WHAT YOU HAVE TO DO:
Omit the images, then output each of the records below exactly.

[Start of Attachment]

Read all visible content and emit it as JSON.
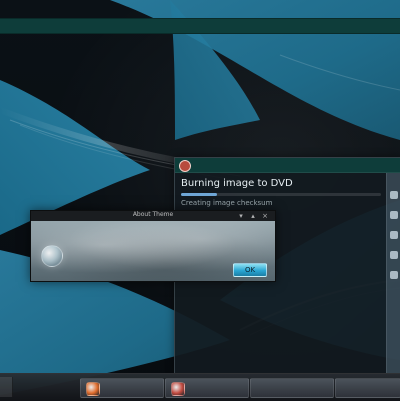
{
  "taskbar": {
    "tasks": [
      {
        "label": "",
        "icon": "firefox-icon",
        "accent": "#e06b2a"
      },
      {
        "label": "",
        "icon": "document-icon",
        "accent": "#dcdcdc"
      },
      {
        "label": "",
        "icon": "brasero-icon",
        "accent": "#c24a3f"
      },
      {
        "label": "",
        "icon": "app-icon",
        "accent": "#d45a4a"
      }
    ]
  },
  "burn_window": {
    "title": "",
    "heading": "Burning image to DVD",
    "status": "Creating image checksum",
    "progress": 0.18
  },
  "about_dialog": {
    "title": "About Theme",
    "text": "",
    "ok_label": "OK"
  }
}
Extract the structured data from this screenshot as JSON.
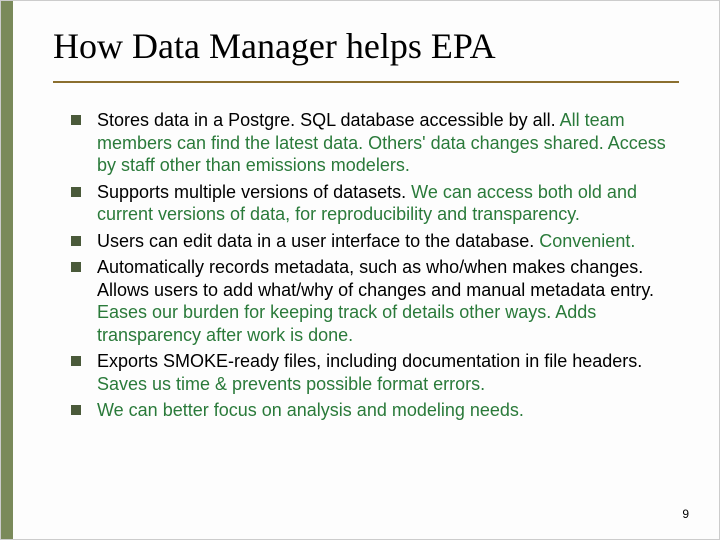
{
  "title": "How Data Manager helps EPA",
  "items": [
    {
      "text": "Stores data in a Postgre. SQL database accessible by all. ",
      "green": "All team members can find the latest data. Others' data changes shared. Access by staff other than emissions modelers."
    },
    {
      "text": "Supports multiple versions of datasets. ",
      "green": "We can access both old and current versions of data, for reproducibility and transparency."
    },
    {
      "text": "Users can edit data in a user interface to the database. ",
      "green": "Convenient."
    },
    {
      "text": "Automatically records metadata, such as who/when makes changes. Allows users to add what/why of changes and manual metadata entry. ",
      "green": "Eases our burden for keeping track of details other ways. Adds transparency after work is done."
    },
    {
      "text": "Exports SMOKE-ready files, including documentation in file headers. ",
      "green": "Saves us time & prevents possible format errors."
    },
    {
      "text": "",
      "green": "We can better focus on analysis and modeling needs."
    }
  ],
  "pageNumber": "9"
}
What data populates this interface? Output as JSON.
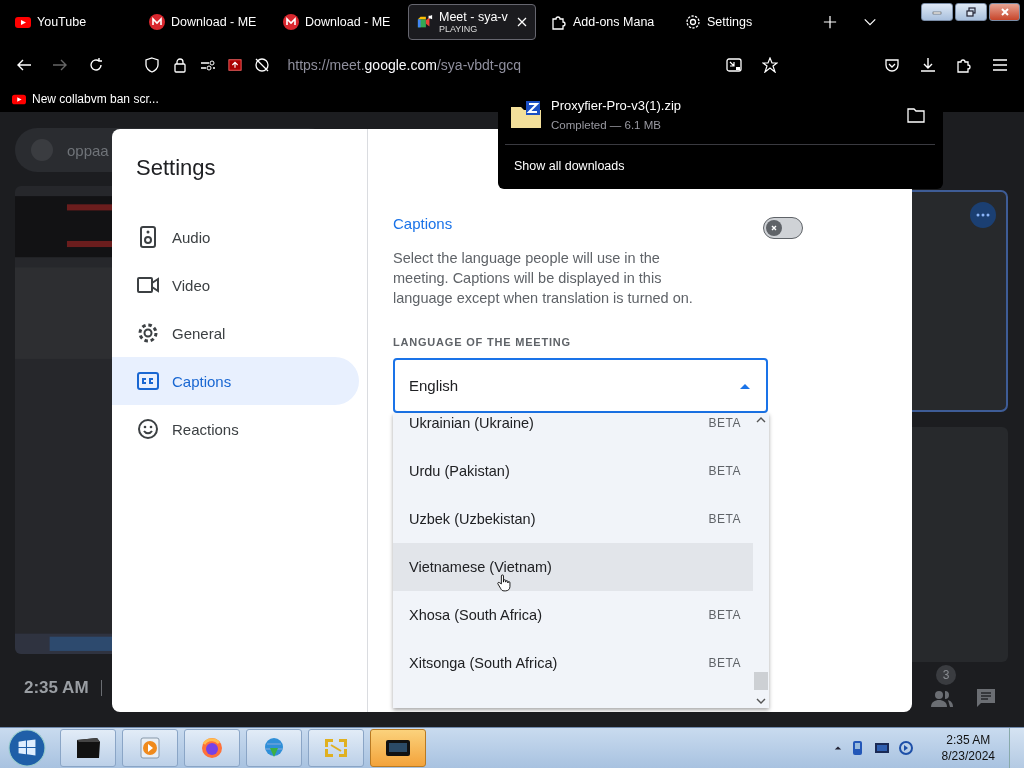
{
  "browser": {
    "tabs": [
      {
        "title": "YouTube",
        "selected": false
      },
      {
        "title": "Download - ME",
        "selected": false
      },
      {
        "title": "Download - ME",
        "selected": false
      },
      {
        "title": "Meet - sya-v",
        "subtitle": "PLAYING",
        "selected": true
      },
      {
        "title": "Add-ons Mana",
        "selected": false
      },
      {
        "title": "Settings",
        "selected": false
      }
    ],
    "url": "https://meet.**google.com**/sya-vbdt-gcq",
    "bookmarks": [
      {
        "title": "New collabvm ban scr..."
      }
    ]
  },
  "downloads": {
    "items": [
      {
        "name": "Proxyfier-Pro-v3(1).zip",
        "status": "Completed — 6.1 MB"
      }
    ],
    "show_all": "Show all downloads"
  },
  "meeting": {
    "search_text": "oppaa",
    "time": "2:35 AM",
    "participants_count": "3"
  },
  "settings": {
    "title": "Settings",
    "nav": [
      {
        "label": "Audio",
        "selected": false
      },
      {
        "label": "Video",
        "selected": false
      },
      {
        "label": "General",
        "selected": false
      },
      {
        "label": "Captions",
        "selected": true
      },
      {
        "label": "Reactions",
        "selected": false
      }
    ],
    "section_title": "Captions",
    "captions_on": false,
    "description": "Select the language people will use in the meeting. Captions will be displayed in this language except when translation is turned on.",
    "language_label": "LANGUAGE OF THE MEETING",
    "language_value": "English",
    "dropdown_open": true,
    "options": [
      {
        "label": "Ukrainian (Ukraine)",
        "badge": "BETA",
        "hovered": false
      },
      {
        "label": "Urdu (Pakistan)",
        "badge": "BETA",
        "hovered": false
      },
      {
        "label": "Uzbek (Uzbekistan)",
        "badge": "BETA",
        "hovered": false
      },
      {
        "label": "Vietnamese (Vietnam)",
        "hovered": true
      },
      {
        "label": "Xhosa (South Africa)",
        "badge": "BETA",
        "hovered": false
      },
      {
        "label": "Xitsonga (South Africa)",
        "badge": "BETA",
        "hovered": false
      }
    ]
  },
  "taskbar": {
    "apps": [
      {
        "active": false
      },
      {
        "active": false
      },
      {
        "active": false
      },
      {
        "active": false
      },
      {
        "active": false
      },
      {
        "active": true
      }
    ],
    "time": "2:35 AM",
    "date": "8/23/2024"
  }
}
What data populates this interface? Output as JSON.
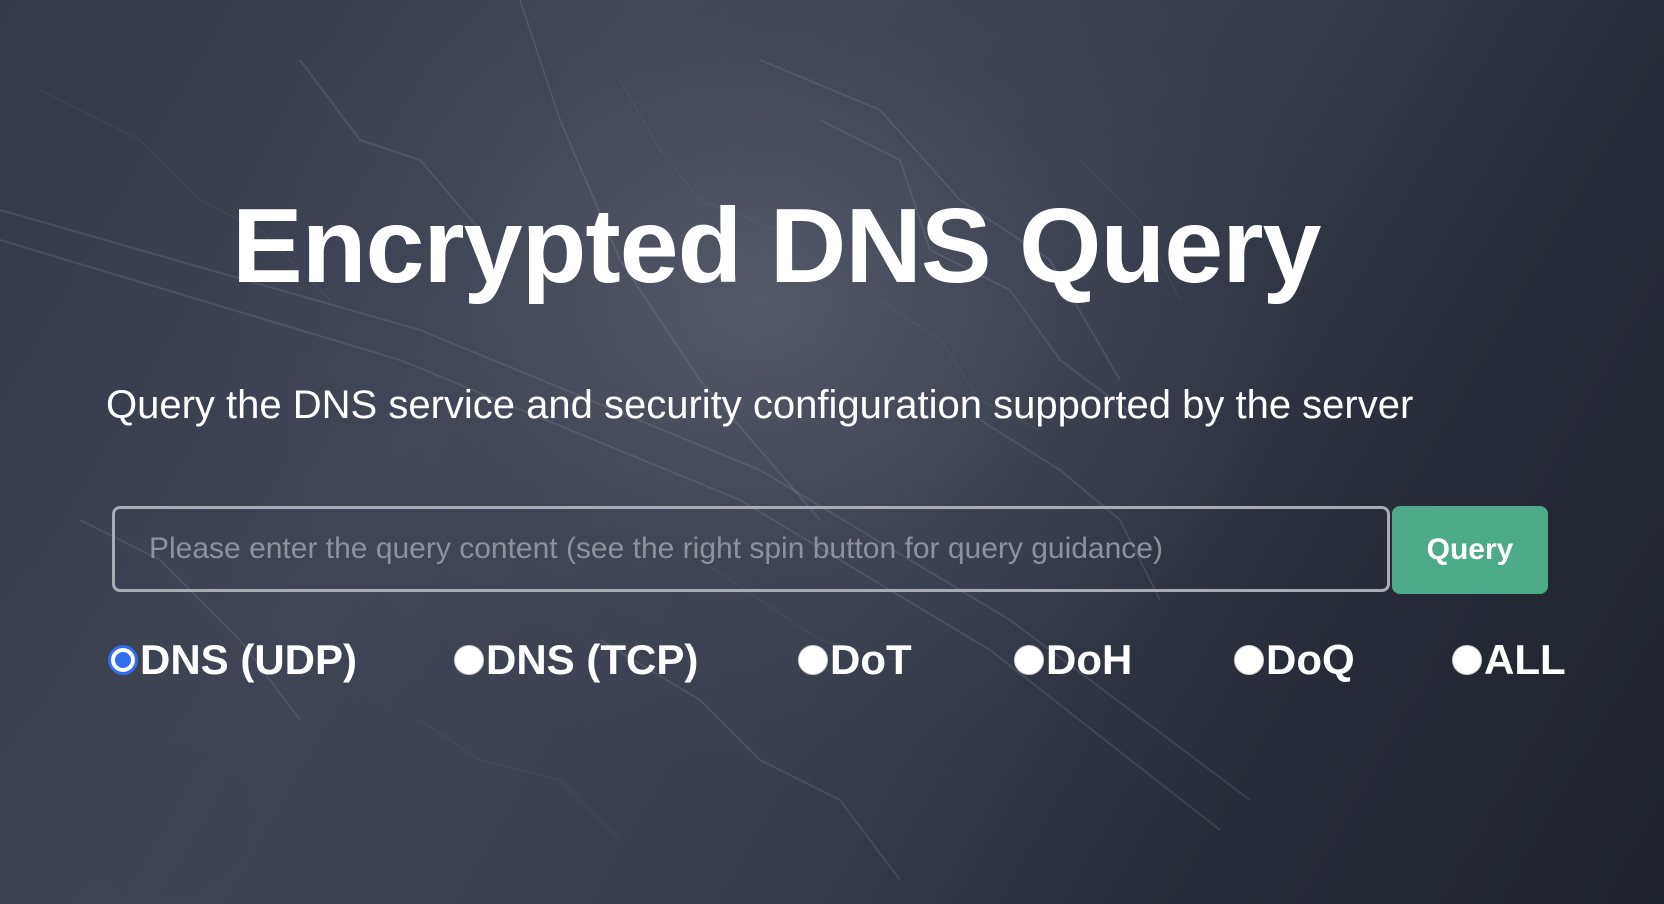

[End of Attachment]

ANSWER:
Read all visible content and emit it as JSON.
{
  "taskbar": {
    "tasks": [
      {
        "label": "",
        "icon": "firefox-icon",
        "accent": "#e06b2a"
      },
      {
        "label": "",
        "icon": "document-icon",
        "accent": "#dcdcdc"
      },
      {
        "label": "",
        "icon": "brasero-icon",
        "accent": "#c24a3f"
      },
      {
        "label": "",
        "icon": "app-icon",
        "accent": "#d45a4a"
      }
    ]
  },
  "burn_window": {
    "title": "",
    "heading": "Burning image to DVD",
    "status": "Creating image checksum",
    "progress": 0.18
  },
  "about_dialog": {
    "title": "About Theme",
    "text": "",
    "ok_label": "OK"
  }
}
Extract the structured data from this screenshot as JSON.
{
  "title": "How Data Manager helps EPA",
  "items": [
    {
      "text": "Stores data in a Postgre. SQL database accessible by all. ",
      "green": "All team members can find the latest data. Others' data changes shared. Access by staff other than emissions modelers."
    },
    {
      "text": "Supports multiple versions of datasets. ",
      "green": "We can access both old and current versions of data, for reproducibility and transparency."
    },
    {
      "text": "Users can edit data in a user interface to the database. ",
      "green": "Convenient."
    },
    {
      "text": "Automatically records metadata, such as who/when makes changes. Allows users to add what/why of changes and manual metadata entry. ",
      "green": "Eases our burden for keeping track of details other ways. Adds transparency after work is done."
    },
    {
      "text": "Exports SMOKE-ready files, including documentation in file headers. ",
      "green": "Saves us time & prevents possible format errors."
    },
    {
      "text": "",
      "green": "We can better focus on analysis and modeling needs."
    }
  ],
  "pageNumber": "9"
}
What data populates this interface? Output as JSON.
{
  "browser": {
    "tabs": [
      {
        "title": "YouTube",
        "selected": false
      },
      {
        "title": "Download - ME",
        "selected": false
      },
      {
        "title": "Download - ME",
        "selected": false
      },
      {
        "title": "Meet - sya-v",
        "subtitle": "PLAYING",
        "selected": true
      },
      {
        "title": "Add-ons Mana",
        "selected": false
      },
      {
        "title": "Settings",
        "selected": false
      }
    ],
    "url": "https://meet.**google.com**/sya-vbdt-gcq",
    "bookmarks": [
      {
        "title": "New collabvm ban scr..."
      }
    ]
  },
  "downloads": {
    "items": [
      {
        "name": "Proxyfier-Pro-v3(1).zip",
        "status": "Completed — 6.1 MB"
      }
    ],
    "show_all": "Show all downloads"
  },
  "meeting": {
    "search_text": "oppaa",
    "time": "2:35 AM",
    "participants_count": "3"
  },
  "settings": {
    "title": "Settings",
    "nav": [
      {
        "label": "Audio",
        "selected": false
      },
      {
        "label": "Video",
        "selected": false
      },
      {
        "label": "General",
        "selected": false
      },
      {
        "label": "Captions",
        "selected": true
      },
      {
        "label": "Reactions",
        "selected": false
      }
    ],
    "section_title": "Captions",
    "captions_on": false,
    "description": "Select the language people will use in the meeting. Captions will be displayed in this language except when translation is turned on.",
    "language_label": "LANGUAGE OF THE MEETING",
    "language_value": "English",
    "dropdown_open": true,
    "options": [
      {
        "label": "Ukrainian (Ukraine)",
        "badge": "BETA",
        "hovered": false
      },
      {
        "label": "Urdu (Pakistan)",
        "badge": "BETA",
        "hovered": false
      },
      {
        "label": "Uzbek (Uzbekistan)",
        "badge": "BETA",
        "hovered": false
      },
      {
        "label": "Vietnamese (Vietnam)",
        "hovered": true
      },
      {
        "label": "Xhosa (South Africa)",
        "badge": "BETA",
        "hovered": false
      },
      {
        "label": "Xitsonga (South Africa)",
        "badge": "BETA",
        "hovered": false
      }
    ]
  },
  "taskbar": {
    "apps": [
      {
        "active": false
      },
      {
        "active": false
      },
      {
        "active": false
      },
      {
        "active": false
      },
      {
        "active": false
      },
      {
        "active": true
      }
    ],
    "time": "2:35 AM",
    "date": "8/23/2024"
  }
}
What data populates this interface? Output as JSON.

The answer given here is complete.